The sun’s rays bounce off the sidewalk under my sandaled, pedicured feet, and send warm ripples up over my legs. The inlaid golden words, Griffith Observatory, wind around the marble dome ahead, too white in the afternoon sun. All polished and perfect, like me. As if. Forty-million-dollar renovations make things look like they do in dreams and movies. The wind swirls hot under my skirt, but cools my sweaty body. The skyscrapers of Los Angeles march in the distance, alien next to the old-fashioned observatory dome.
My teacher, Miss Carmicheal, thinks today’s a big deal because this yellow-star mecca has been closed for five years.
“Gather around the obelisk!” Miss C says, clapping her hands. The class swarms in the creepy shadow of the statue, a black sword slicing the popular kids from the rest.
Six astronomer statues stand ina circle with their backs to each other and look down on my friends and I like all brainiacs do. The statues’ dead-eyed gaze melts my manicured, blow-dried heart.
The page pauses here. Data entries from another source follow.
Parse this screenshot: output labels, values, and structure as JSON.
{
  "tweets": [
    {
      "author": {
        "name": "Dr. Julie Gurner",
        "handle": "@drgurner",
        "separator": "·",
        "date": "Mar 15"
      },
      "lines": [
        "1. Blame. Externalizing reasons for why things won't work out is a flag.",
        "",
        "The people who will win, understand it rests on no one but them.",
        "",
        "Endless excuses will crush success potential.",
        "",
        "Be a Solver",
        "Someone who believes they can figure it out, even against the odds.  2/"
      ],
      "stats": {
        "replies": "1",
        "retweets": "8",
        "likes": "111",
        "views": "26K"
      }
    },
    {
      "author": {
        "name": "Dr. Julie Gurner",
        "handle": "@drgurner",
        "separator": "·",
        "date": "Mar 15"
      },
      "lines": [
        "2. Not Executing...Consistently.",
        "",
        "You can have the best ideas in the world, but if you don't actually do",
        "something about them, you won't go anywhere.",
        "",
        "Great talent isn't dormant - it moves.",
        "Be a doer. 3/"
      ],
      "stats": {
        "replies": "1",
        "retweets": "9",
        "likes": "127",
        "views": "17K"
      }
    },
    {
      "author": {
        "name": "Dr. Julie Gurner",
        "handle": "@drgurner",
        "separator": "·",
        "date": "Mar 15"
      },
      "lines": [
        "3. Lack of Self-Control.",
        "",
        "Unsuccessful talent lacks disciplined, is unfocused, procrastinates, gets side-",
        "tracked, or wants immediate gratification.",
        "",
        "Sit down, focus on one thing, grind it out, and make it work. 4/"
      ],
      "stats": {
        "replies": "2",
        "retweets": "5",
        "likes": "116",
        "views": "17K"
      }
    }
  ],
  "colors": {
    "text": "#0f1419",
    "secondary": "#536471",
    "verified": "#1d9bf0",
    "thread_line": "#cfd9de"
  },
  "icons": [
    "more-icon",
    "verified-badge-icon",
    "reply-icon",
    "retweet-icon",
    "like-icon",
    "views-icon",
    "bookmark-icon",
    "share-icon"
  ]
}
I’m just as trapped, just as lame as them.
Here’s how to enter to WIN A TRANSFER STUDENT EBOOK here today! Just follow @Laurawriting and tweet: [leave a comment here with your link– Winner announced here tomorrow!]
Can’t wait to read Transfer Student by @Laurawriting Check out the Blog Tour & Giveaway! #teenreads #scifi #romance #ya http://wp.me/P1J9jx-bs
THAT’S NOT ALL:
Every week all comments are entered to win some great swag too! THIS WEEK’S SWAG: Griffith Observatory travel mug, a HOLLYWOOD MAP OF THE STARS, signed bookmarks, Griffith Park Observatory pen & postcards, Space Shuttle Anniversary commemorative coin, a CHOCOLATE MOON PIE, and more! Check out the weekly swag here: http://wp.me/P1J9jx-bs
THIS WEEK’S GIVEAWAY OPEN UNTIL MARCH 13! 6PM PST. 1 swag winner will be picked. Open internationally!
Laura loves writing about enchanted road trips, birthday gifts that are out of this world, and alien romance while eating lots of popcorn. She’s the author of Winnemucca, a small-town fairy tale inspired by her life-long love of a little-known town, Avenal, CA, and her equal love of enchanted teenage road trips. 13 on Halloween is the first book in the Teen Halloween Series. 14 on Halloween, book 2 in the Teen Halloween series, will be released in the summer of 2012. Her new release, TRANSFER STUDENT will be available on Amazon and Barnes & Noble March 20th.
and friend her on Facebook
If Twitter is your thing she’s @Laurawriting (https://twitter.com/#!/Laurawriting)
Or, drop her a line at elliwrite [at] yahoo [dot] com.